Whether you’re a foundation or a non-profit, there is an amazing community around your organization. The people and organizations in that community have wonderful stories to share that can strengthen the bonds that they feel to your organization’s mission and vision.
Catalogue for Philanthropy decided that they wanted to bring their community together through an innovative storytelling social media initiative called #whatsupwednesday. Today Aline Newman, Director of Marketing and Communications at the Catalogue for Philanthropy, is joining us for Q & A about their project.
What inspired the Catalogue of Philanthropy to start #whatsupwednesday?
Answer: At the Catalogue for Philanthropy: Greater Washington, our mission is to connect citizens with worthy community causes. Each November we feature ~75 of Greater Washington’s best small charities in a Catalogue that is distributed to over 25,000 people in the region (charities are selected out of 200 applicants, each of which are thoroughly vetted by a team of reviewers).
While interest in charitable giving is traditionally highest during the holiday season (when our Catalogue is distributed), we wanted a way to keep people informed about the everyday work that our charities do during the other 11 months of the year. We created #whatsupwednesday as a social storytelling platform that our network of more than 300 charities can use to promote their cause and engage audiences on a regular basis.
How it works: Each Wednesday, we invite charities to submit photos or short videos of — as the name implies – “what’s up” that week. Photos could represent something as big as achieving a major organizational milestone, or something as simple as welcoming a new staff member to the team. At the end of the day on Wednesday, we create a video montage of all submissions (using our Animoto.com nonprofit account), and supplement it with a blog post highlighting each organization in a bit more detail. We created a basic framework (#whatsupwednesday guidelines) for participants to use as a guide. Here are some recent posts: August 6th (blog and video), August 20th (blog and video).

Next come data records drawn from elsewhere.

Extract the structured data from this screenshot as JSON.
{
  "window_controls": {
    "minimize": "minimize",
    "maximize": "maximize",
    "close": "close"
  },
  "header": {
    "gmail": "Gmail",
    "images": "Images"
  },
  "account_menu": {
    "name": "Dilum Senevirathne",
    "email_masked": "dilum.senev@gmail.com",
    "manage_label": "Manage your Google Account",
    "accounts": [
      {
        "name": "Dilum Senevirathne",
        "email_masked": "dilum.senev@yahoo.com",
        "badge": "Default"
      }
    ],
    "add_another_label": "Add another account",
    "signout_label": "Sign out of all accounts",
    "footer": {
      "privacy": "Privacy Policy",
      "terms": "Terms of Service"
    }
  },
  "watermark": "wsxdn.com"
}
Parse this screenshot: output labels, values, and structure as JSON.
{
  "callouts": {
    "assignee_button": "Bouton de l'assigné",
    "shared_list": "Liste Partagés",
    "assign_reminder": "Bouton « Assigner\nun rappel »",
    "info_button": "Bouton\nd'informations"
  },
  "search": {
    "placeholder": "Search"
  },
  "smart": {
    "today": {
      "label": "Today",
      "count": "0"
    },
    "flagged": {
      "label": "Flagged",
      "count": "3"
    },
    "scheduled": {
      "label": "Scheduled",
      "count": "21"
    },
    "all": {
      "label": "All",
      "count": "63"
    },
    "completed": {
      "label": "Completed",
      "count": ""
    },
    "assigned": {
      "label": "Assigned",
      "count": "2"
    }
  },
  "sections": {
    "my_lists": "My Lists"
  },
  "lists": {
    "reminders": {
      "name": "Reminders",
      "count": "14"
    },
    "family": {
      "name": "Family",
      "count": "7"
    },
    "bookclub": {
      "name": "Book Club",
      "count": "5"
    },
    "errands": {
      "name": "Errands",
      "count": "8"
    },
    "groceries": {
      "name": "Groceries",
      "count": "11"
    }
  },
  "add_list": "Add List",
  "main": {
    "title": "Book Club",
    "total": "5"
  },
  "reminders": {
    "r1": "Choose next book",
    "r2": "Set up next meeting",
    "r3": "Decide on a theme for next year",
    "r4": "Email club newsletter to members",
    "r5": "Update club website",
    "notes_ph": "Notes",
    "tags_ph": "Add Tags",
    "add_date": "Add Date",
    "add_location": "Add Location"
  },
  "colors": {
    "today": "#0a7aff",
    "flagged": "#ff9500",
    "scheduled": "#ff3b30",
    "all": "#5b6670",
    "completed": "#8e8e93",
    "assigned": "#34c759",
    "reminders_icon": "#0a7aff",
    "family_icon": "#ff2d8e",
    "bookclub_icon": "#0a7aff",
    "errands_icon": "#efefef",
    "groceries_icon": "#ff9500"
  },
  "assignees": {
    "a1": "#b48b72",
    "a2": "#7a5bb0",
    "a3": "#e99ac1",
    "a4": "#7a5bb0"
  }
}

What kind of results/outcomes have you seen from organizing this?
Answer: The response to this initiative has been positive from our charities and supporters alike. Our charities love that they have another platform to share their work (and that there’s very little required of them to participate), and our supporters love seeing content shared in a new, visual way. For the Catalogue, #whatsupwednesday is an easy way to gather fresh, user-generated content for our blog each week, and…best of all, we have fun putting it together!
Since #whatsupwednesday began over a month ago, we’ve seen steady increases across a number of key metrics:
- A 20 percent increase in new blog visitors on #whatsupwednesdays; and,
- An increase in time spent on our blog (the average #whatsupwednesday blog visitor spends 2.5 minutes on our site, which is a 187% increase vs. other blog posts during the same time period); and,
- A steady increase in followers and engagement on Facebook and Twitter (posts for #whatsupwednesday are among the most clicked/liked in 2014).
What tips would you share with other charities who want to start an online community building initiative like this?
Answer: Here are a few key tips I would offer:
- Set goals. Above all: Know what you want to achieve from your storytelling initiative. How does it move you forward in achieving a greater organizational goal?
- Take the “so what?” test. “Content-overload” is a very real challenge for communicators today, which is why it’s so important to make sure content is unique and relevant to the audiences you’re trying to reach (otherwise…it’s just noise!). Ask yourself, “Is this something my audience will care about, or something that makes them think ‘so what?’ and move on to the next item in their newsfeed?”
- Be flexible. Each week we learn what works – and what doesn’t – when it comes to aggregating content and promoting this initiative, and adjust our tactics accordingly (as long as they still help us achieve our overall goal, of course!).
- Make it easy for participants. Just because people are busy doesn’t necessarily mean they don’t want to participate in your initiative. It just means…they’re busy! Making it easy (and fun) for others to share their story is a critical part of any storytelling initiative.
Aline, thank you so much for joining us for today’s Q & A about #whatsupwednesday!